- [Material to process]
++++++++++

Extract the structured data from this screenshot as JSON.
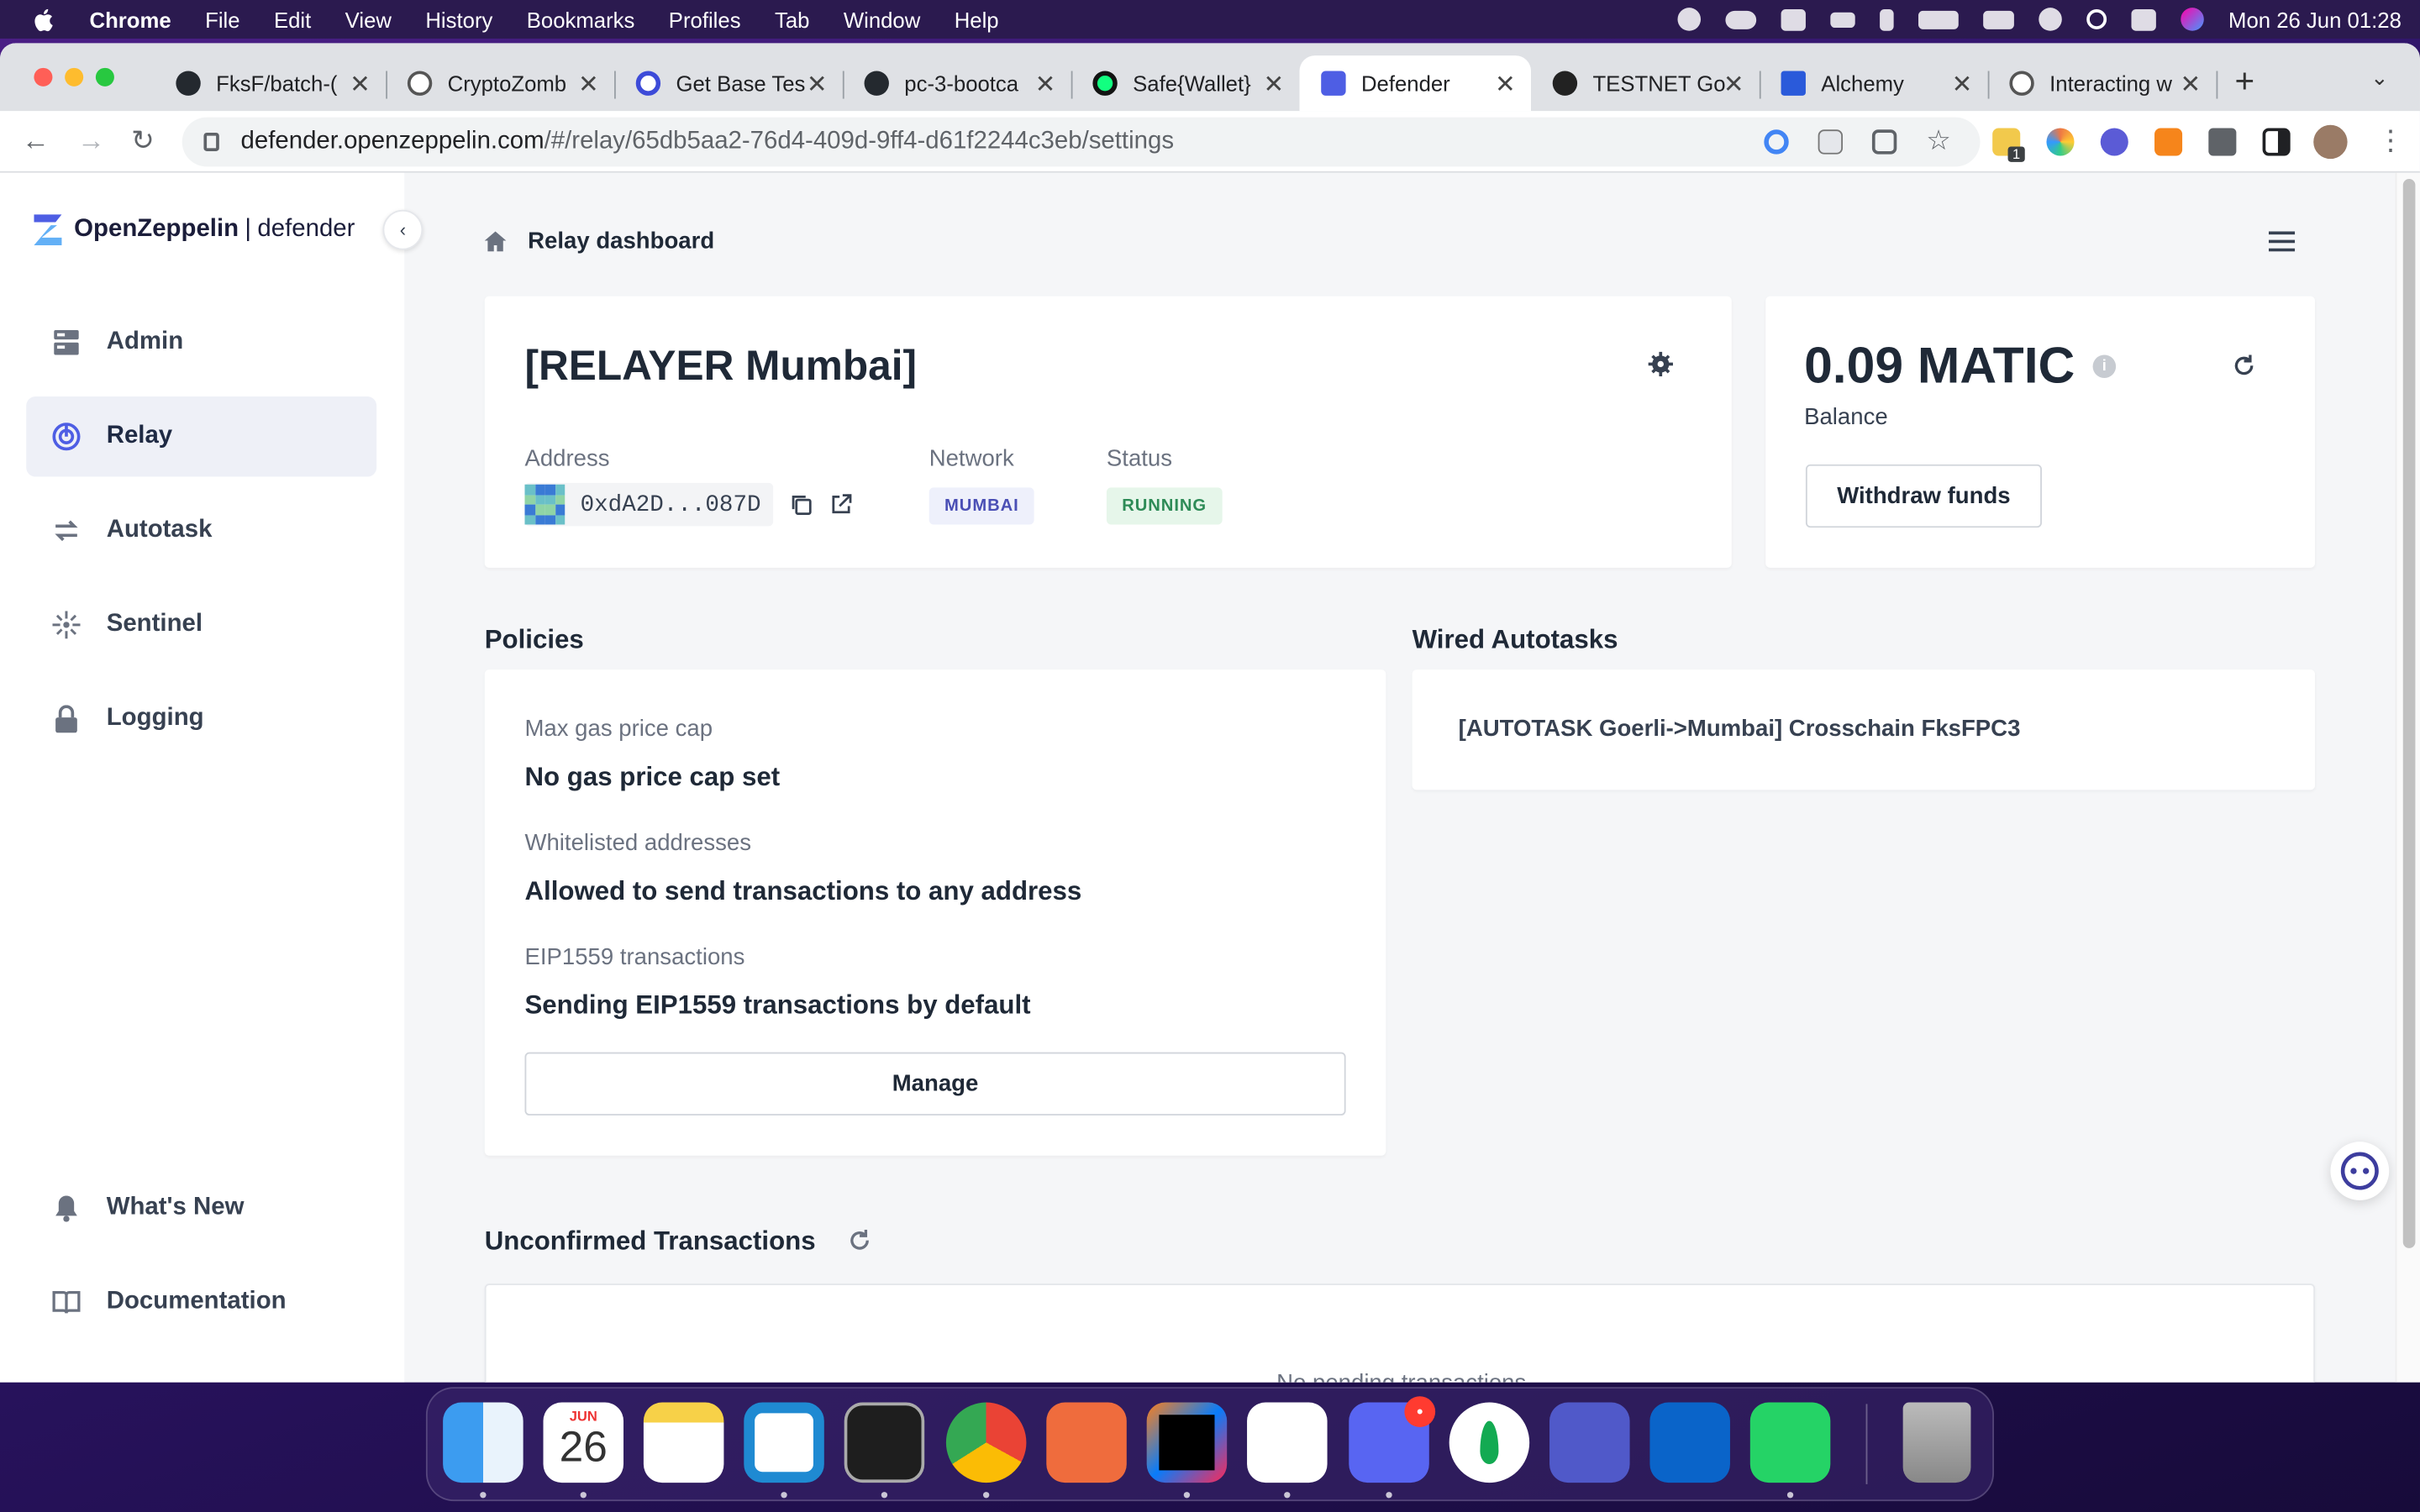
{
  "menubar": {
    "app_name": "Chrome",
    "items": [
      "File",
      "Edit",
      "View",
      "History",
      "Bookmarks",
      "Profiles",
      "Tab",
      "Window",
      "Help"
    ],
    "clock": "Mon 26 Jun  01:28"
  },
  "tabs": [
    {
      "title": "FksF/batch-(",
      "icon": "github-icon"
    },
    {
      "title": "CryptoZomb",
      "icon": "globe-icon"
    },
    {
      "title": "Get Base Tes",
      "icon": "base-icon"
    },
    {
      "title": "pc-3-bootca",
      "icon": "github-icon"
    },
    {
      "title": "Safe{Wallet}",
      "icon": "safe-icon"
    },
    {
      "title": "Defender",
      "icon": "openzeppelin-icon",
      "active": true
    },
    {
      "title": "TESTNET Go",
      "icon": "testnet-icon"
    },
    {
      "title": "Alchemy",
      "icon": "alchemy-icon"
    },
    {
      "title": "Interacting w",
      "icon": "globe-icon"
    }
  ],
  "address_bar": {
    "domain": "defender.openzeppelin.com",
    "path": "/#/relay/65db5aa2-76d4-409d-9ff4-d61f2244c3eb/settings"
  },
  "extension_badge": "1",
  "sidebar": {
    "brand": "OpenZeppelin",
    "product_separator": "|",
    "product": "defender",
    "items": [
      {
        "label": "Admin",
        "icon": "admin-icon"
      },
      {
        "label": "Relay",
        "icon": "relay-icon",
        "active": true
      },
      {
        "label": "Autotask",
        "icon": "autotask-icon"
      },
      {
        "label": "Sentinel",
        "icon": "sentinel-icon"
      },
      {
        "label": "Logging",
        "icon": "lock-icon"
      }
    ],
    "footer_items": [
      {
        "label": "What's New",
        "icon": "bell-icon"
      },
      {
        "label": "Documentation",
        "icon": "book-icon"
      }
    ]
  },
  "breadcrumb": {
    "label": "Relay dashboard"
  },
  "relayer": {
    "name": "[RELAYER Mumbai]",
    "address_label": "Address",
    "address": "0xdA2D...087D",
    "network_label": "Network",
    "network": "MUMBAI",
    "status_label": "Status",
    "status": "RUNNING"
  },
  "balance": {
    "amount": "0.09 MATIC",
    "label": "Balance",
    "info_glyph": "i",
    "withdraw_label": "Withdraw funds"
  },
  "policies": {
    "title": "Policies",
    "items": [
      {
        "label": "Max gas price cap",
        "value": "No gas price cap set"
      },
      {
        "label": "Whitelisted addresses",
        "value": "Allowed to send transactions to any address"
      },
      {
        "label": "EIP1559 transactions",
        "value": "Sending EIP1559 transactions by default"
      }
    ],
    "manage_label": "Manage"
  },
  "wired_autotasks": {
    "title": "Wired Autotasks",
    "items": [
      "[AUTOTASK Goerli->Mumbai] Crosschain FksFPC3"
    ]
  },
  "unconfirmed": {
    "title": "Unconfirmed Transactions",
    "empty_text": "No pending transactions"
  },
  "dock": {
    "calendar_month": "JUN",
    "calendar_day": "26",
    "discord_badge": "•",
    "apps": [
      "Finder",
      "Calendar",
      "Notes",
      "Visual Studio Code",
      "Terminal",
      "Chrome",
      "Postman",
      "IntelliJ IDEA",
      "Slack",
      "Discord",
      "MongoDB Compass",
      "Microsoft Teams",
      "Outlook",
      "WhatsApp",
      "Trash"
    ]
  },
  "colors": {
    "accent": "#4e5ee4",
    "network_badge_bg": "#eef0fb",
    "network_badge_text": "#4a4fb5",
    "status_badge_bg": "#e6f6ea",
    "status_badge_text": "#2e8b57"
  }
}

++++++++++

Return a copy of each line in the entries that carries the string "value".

- [Solution for this exercise]
        "value": "No gas price cap set"
        "value": "Allowed to send transactions to any address"
        "value": "Sending EIP1559 transactions by default"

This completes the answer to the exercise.